- Opening Delimiter -

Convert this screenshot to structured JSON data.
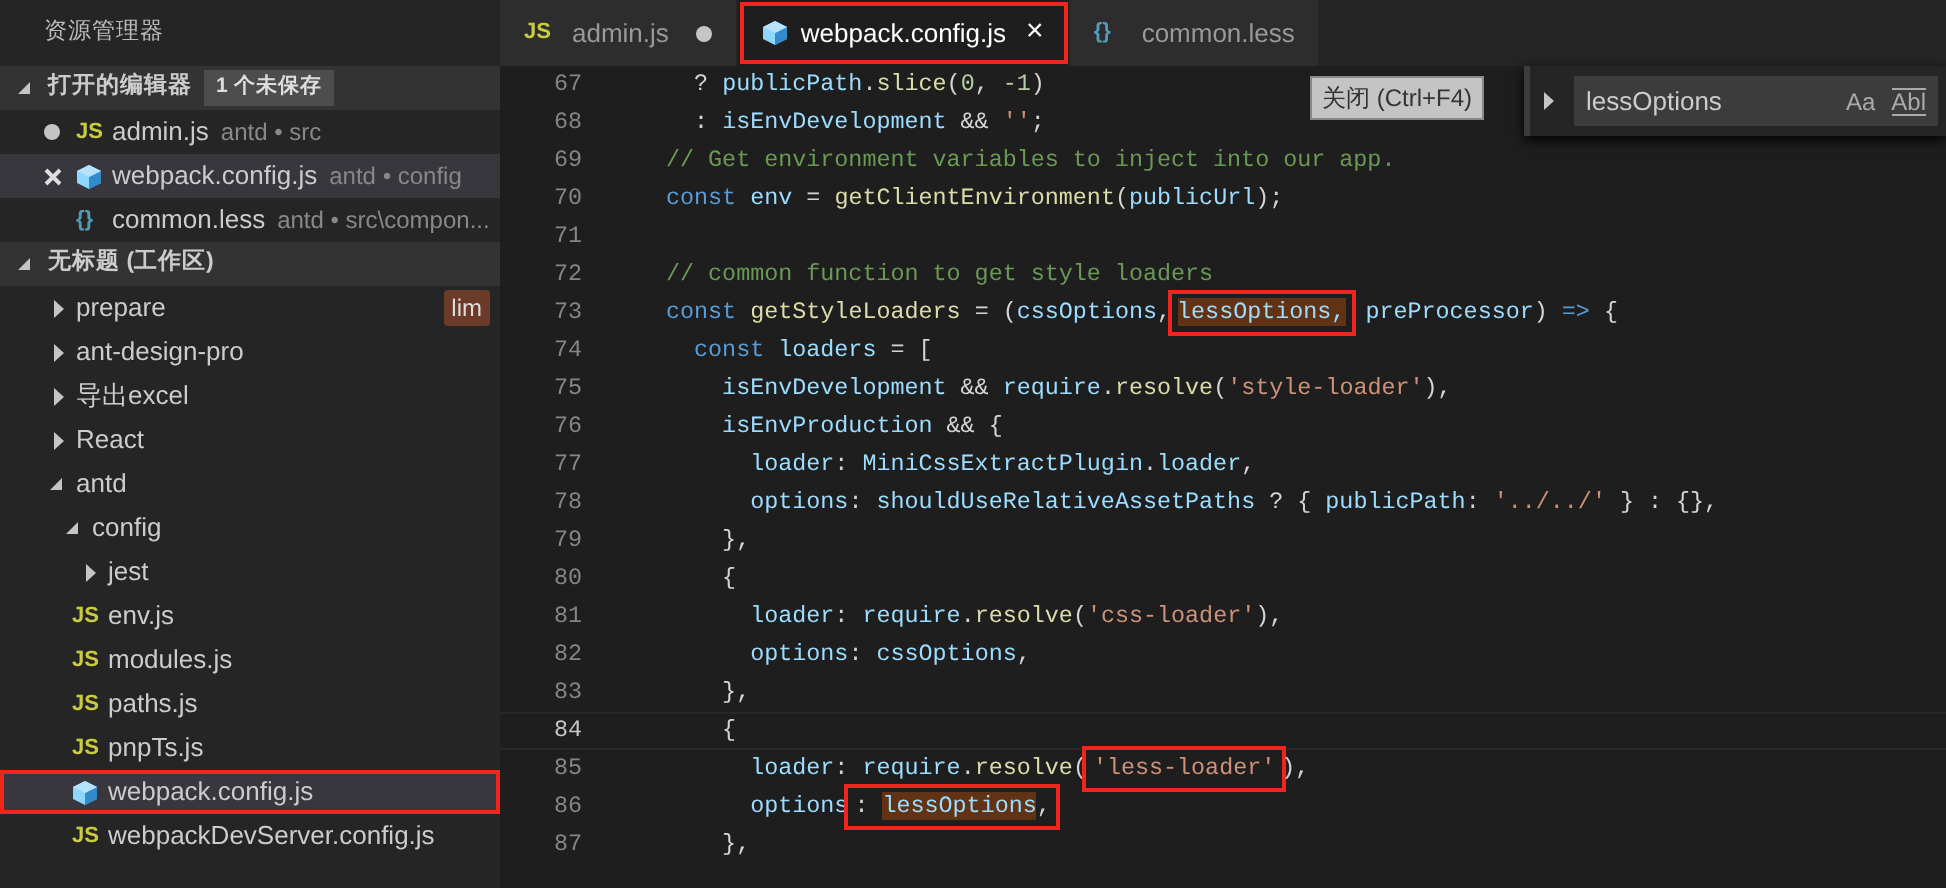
{
  "sidebar": {
    "title": "资源管理器",
    "open_editors": {
      "title": "打开的编辑器",
      "badge": "1 个未保存",
      "expanded": true,
      "items": [
        {
          "label": "admin.js",
          "kind": "js",
          "icon": "JS",
          "description": "antd • src",
          "dirty": true,
          "selected": false
        },
        {
          "label": "webpack.config.js",
          "kind": "webpack",
          "description": "antd • config",
          "dirty": false,
          "selected": true
        },
        {
          "label": "common.less",
          "kind": "less",
          "icon": "{}",
          "description": "antd • src\\compon...",
          "dirty": false,
          "selected": false
        }
      ]
    },
    "workspace": {
      "title": "无标题 (工作区)",
      "expanded": true,
      "items": [
        {
          "label": "prepare",
          "kind": "folder",
          "expanded": false,
          "selected": false,
          "tag": "lim"
        },
        {
          "label": "ant-design-pro",
          "kind": "folder",
          "expanded": false,
          "selected": false
        },
        {
          "label": "导出excel",
          "kind": "folder",
          "expanded": false,
          "selected": false
        },
        {
          "label": "React",
          "kind": "folder",
          "expanded": false,
          "selected": false
        },
        {
          "label": "antd",
          "kind": "folder",
          "expanded": true,
          "selected": false,
          "children": [
            {
              "label": "config",
              "kind": "folder",
              "expanded": true,
              "selected": false,
              "children": [
                {
                  "label": "jest",
                  "kind": "folder",
                  "expanded": false,
                  "selected": false
                },
                {
                  "label": "env.js",
                  "kind": "js",
                  "icon": "JS",
                  "selected": false
                },
                {
                  "label": "modules.js",
                  "kind": "js",
                  "icon": "JS",
                  "selected": false
                },
                {
                  "label": "paths.js",
                  "kind": "js",
                  "icon": "JS",
                  "selected": false
                },
                {
                  "label": "pnpTs.js",
                  "kind": "js",
                  "icon": "JS",
                  "selected": false
                },
                {
                  "label": "webpack.config.js",
                  "kind": "webpack",
                  "selected": true,
                  "framed": true
                },
                {
                  "label": "webpackDevServer.config.js",
                  "kind": "js",
                  "icon": "JS",
                  "selected": false
                }
              ]
            }
          ]
        }
      ]
    }
  },
  "tabs": [
    {
      "label": "admin.js",
      "kind": "js",
      "icon": "JS",
      "selected": false,
      "dirty": true
    },
    {
      "label": "webpack.config.js",
      "kind": "webpack",
      "selected": true,
      "dirty": false,
      "close": "×",
      "framed": true
    },
    {
      "label": "common.less",
      "kind": "less",
      "icon": "{}",
      "selected": false,
      "dirty": false
    }
  ],
  "tooltip": "关闭 (Ctrl+F4)",
  "find": {
    "value": "lessOptions",
    "expanded": false,
    "options": [
      "Aa",
      "Abl"
    ]
  },
  "code": [
    {
      "number": "67",
      "tokens": [
        {
          "text": "  ? ",
          "kind": "pun"
        },
        {
          "text": "publicPath",
          "kind": "var"
        },
        {
          "text": ".",
          "kind": "pun"
        },
        {
          "text": "slice",
          "kind": "fn"
        },
        {
          "text": "(",
          "kind": "pun"
        },
        {
          "text": "0",
          "kind": "num"
        },
        {
          "text": ", ",
          "kind": "pun"
        },
        {
          "text": "-1",
          "kind": "num"
        },
        {
          "text": ")",
          "kind": "pun"
        }
      ]
    },
    {
      "number": "68",
      "tokens": [
        {
          "text": "  : ",
          "kind": "pun"
        },
        {
          "text": "isEnvDevelopment",
          "kind": "var"
        },
        {
          "text": " && ",
          "kind": "pun"
        },
        {
          "text": "''",
          "kind": "str"
        },
        {
          "text": ";",
          "kind": "pun"
        }
      ]
    },
    {
      "number": "69",
      "tokens": [
        {
          "text": "// Get environment variables to inject into our app.",
          "kind": "cmt"
        }
      ]
    },
    {
      "number": "70",
      "tokens": [
        {
          "text": "const ",
          "kind": "kw"
        },
        {
          "text": "env",
          "kind": "var"
        },
        {
          "text": " = ",
          "kind": "pun"
        },
        {
          "text": "getClientEnvironment",
          "kind": "fn"
        },
        {
          "text": "(",
          "kind": "pun"
        },
        {
          "text": "publicUrl",
          "kind": "var"
        },
        {
          "text": ");",
          "kind": "pun"
        }
      ]
    },
    {
      "number": "71"
    },
    {
      "number": "72",
      "tokens": [
        {
          "text": "// common function to get style loaders",
          "kind": "cmt"
        }
      ]
    },
    {
      "number": "73",
      "tokens": [
        {
          "text": "const ",
          "kind": "kw"
        },
        {
          "text": "getStyleLoaders",
          "kind": "fn"
        },
        {
          "text": " = (",
          "kind": "pun"
        },
        {
          "text": "cssOptions",
          "kind": "var"
        },
        {
          "text": ",",
          "kind": "pun"
        },
        {
          "text": "lessOptions,",
          "kind": "var",
          "match": true,
          "framed": true
        },
        {
          "text": " preProcessor",
          "kind": "var"
        },
        {
          "text": ") ",
          "kind": "pun"
        },
        {
          "text": "=>",
          "kind": "kw"
        },
        {
          "text": " {",
          "kind": "pun"
        }
      ]
    },
    {
      "number": "74",
      "tokens": [
        {
          "text": "  const ",
          "kind": "kw"
        },
        {
          "text": "loaders",
          "kind": "var"
        },
        {
          "text": " = [",
          "kind": "pun"
        }
      ]
    },
    {
      "number": "75",
      "tokens": [
        {
          "text": "    isEnvDevelopment",
          "kind": "var"
        },
        {
          "text": " && ",
          "kind": "pun"
        },
        {
          "text": "require",
          "kind": "var"
        },
        {
          "text": ".",
          "kind": "pun"
        },
        {
          "text": "resolve",
          "kind": "fn"
        },
        {
          "text": "(",
          "kind": "pun"
        },
        {
          "text": "'style-loader'",
          "kind": "str"
        },
        {
          "text": "),",
          "kind": "pun"
        }
      ]
    },
    {
      "number": "76",
      "tokens": [
        {
          "text": "    isEnvProduction",
          "kind": "var"
        },
        {
          "text": " && {",
          "kind": "pun"
        }
      ]
    },
    {
      "number": "77",
      "tokens": [
        {
          "text": "      loader",
          "kind": "var"
        },
        {
          "text": ": ",
          "kind": "pun"
        },
        {
          "text": "MiniCssExtractPlugin",
          "kind": "var"
        },
        {
          "text": ".",
          "kind": "pun"
        },
        {
          "text": "loader",
          "kind": "var"
        },
        {
          "text": ",",
          "kind": "pun"
        }
      ]
    },
    {
      "number": "78",
      "tokens": [
        {
          "text": "      options",
          "kind": "var"
        },
        {
          "text": ": ",
          "kind": "pun"
        },
        {
          "text": "shouldUseRelativeAssetPaths",
          "kind": "var"
        },
        {
          "text": " ? { ",
          "kind": "pun"
        },
        {
          "text": "publicPath",
          "kind": "var"
        },
        {
          "text": ": ",
          "kind": "pun"
        },
        {
          "text": "'../../'",
          "kind": "str"
        },
        {
          "text": " } : {},",
          "kind": "pun"
        }
      ]
    },
    {
      "number": "79",
      "tokens": [
        {
          "text": "    },",
          "kind": "pun"
        }
      ]
    },
    {
      "number": "80",
      "tokens": [
        {
          "text": "    {",
          "kind": "pun"
        }
      ]
    },
    {
      "number": "81",
      "tokens": [
        {
          "text": "      loader",
          "kind": "var"
        },
        {
          "text": ": ",
          "kind": "pun"
        },
        {
          "text": "require",
          "kind": "var"
        },
        {
          "text": ".",
          "kind": "pun"
        },
        {
          "text": "resolve",
          "kind": "fn"
        },
        {
          "text": "(",
          "kind": "pun"
        },
        {
          "text": "'css-loader'",
          "kind": "str"
        },
        {
          "text": "),",
          "kind": "pun"
        }
      ]
    },
    {
      "number": "82",
      "tokens": [
        {
          "text": "      options",
          "kind": "var"
        },
        {
          "text": ": ",
          "kind": "pun"
        },
        {
          "text": "cssOptions",
          "kind": "var"
        },
        {
          "text": ",",
          "kind": "pun"
        }
      ]
    },
    {
      "number": "83",
      "tokens": [
        {
          "text": "    },",
          "kind": "pun"
        }
      ]
    },
    {
      "number": "84",
      "current": true,
      "tokens": [
        {
          "text": "    {",
          "kind": "pun"
        }
      ]
    },
    {
      "number": "85",
      "tokens": [
        {
          "text": "      loader",
          "kind": "var"
        },
        {
          "text": ": ",
          "kind": "pun"
        },
        {
          "text": "require",
          "kind": "var"
        },
        {
          "text": ".",
          "kind": "pun"
        },
        {
          "text": "resolve",
          "kind": "fn"
        },
        {
          "text": "(",
          "kind": "pun"
        },
        {
          "text": "'less-loader'",
          "kind": "str",
          "framed": true
        },
        {
          "text": "),",
          "kind": "pun"
        }
      ]
    },
    {
      "number": "86",
      "tokens": [
        {
          "text": "      options",
          "kind": "var"
        },
        {
          "text": ": ",
          "kind": "pun",
          "framed": true
        },
        {
          "text": "lessOptions",
          "kind": "var",
          "match": true,
          "framed": true
        },
        {
          "text": ",",
          "kind": "pun",
          "framed": true
        }
      ]
    },
    {
      "number": "87",
      "tokens": [
        {
          "text": "    },",
          "kind": "pun"
        }
      ]
    }
  ]
}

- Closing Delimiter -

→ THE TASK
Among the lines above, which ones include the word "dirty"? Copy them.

→ EXPECTED ANSWER
          "dirty": true,
          "dirty": false,
          "dirty": false,
      "dirty": true
      "dirty": false,
      "dirty": false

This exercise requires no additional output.